* What is expected: Using the material below, copy every line where "subtitle" appears.

* Data in this exercise:
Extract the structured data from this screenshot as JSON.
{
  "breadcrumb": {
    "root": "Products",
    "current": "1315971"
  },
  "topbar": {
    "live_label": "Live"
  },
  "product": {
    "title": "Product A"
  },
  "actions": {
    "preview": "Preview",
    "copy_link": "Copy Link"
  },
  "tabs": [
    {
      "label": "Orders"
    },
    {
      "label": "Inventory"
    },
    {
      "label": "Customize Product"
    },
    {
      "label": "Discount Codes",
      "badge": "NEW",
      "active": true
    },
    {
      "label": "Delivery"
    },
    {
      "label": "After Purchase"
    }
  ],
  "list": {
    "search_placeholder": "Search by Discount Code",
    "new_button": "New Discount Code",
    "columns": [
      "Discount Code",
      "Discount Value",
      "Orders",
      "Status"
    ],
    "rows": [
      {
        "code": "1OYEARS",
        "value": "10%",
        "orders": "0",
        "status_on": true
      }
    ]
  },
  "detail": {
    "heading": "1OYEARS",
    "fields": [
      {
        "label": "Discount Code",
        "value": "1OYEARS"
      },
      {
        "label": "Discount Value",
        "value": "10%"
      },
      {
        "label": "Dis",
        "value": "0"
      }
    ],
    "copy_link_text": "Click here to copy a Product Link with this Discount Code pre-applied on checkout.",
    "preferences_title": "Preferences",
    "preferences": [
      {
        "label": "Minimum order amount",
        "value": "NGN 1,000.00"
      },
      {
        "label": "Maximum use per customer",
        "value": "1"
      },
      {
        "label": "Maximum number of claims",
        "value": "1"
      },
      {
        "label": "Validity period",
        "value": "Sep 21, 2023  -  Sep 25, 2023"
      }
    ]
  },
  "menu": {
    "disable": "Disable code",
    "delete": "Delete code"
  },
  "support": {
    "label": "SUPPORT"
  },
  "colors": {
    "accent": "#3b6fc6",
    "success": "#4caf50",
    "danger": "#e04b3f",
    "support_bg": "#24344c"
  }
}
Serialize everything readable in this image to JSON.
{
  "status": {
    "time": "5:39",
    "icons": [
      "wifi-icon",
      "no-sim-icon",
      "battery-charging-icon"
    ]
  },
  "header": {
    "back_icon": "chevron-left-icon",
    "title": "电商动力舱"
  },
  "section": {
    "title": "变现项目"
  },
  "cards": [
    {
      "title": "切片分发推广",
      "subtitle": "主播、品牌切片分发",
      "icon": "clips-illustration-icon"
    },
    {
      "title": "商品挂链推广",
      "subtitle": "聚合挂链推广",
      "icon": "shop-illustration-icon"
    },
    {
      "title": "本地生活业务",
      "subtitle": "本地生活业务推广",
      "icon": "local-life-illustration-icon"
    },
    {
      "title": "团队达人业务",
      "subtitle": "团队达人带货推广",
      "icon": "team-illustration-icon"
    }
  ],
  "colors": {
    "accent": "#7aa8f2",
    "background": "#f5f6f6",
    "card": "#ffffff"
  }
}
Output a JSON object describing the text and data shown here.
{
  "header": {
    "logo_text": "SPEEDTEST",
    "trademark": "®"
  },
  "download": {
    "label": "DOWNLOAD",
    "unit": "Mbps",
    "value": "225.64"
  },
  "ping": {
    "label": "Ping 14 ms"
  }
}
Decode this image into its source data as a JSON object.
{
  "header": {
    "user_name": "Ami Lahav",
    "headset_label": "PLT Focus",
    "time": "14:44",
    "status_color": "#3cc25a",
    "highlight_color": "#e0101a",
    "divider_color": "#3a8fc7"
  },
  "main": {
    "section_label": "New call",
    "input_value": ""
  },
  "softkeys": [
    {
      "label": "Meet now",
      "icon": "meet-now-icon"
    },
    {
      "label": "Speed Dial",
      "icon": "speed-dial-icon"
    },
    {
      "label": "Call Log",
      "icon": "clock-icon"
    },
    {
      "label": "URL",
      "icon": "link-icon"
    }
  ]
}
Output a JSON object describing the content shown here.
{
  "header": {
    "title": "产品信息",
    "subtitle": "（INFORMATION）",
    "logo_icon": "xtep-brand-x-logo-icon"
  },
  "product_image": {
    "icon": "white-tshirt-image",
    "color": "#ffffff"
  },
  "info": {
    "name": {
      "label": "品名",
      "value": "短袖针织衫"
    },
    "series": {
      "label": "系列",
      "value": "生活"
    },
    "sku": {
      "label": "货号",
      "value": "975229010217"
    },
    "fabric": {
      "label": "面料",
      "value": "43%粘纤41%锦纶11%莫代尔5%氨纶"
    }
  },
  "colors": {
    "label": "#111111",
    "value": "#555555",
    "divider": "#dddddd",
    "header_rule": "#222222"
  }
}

* Expected answer:
      "subtitle": "主播、品牌切片分发",
      "subtitle": "聚合挂链推广",
      "subtitle": "本地生活业务推广",
      "subtitle": "团队达人带货推广",
    "subtitle": "（INFORMATION）",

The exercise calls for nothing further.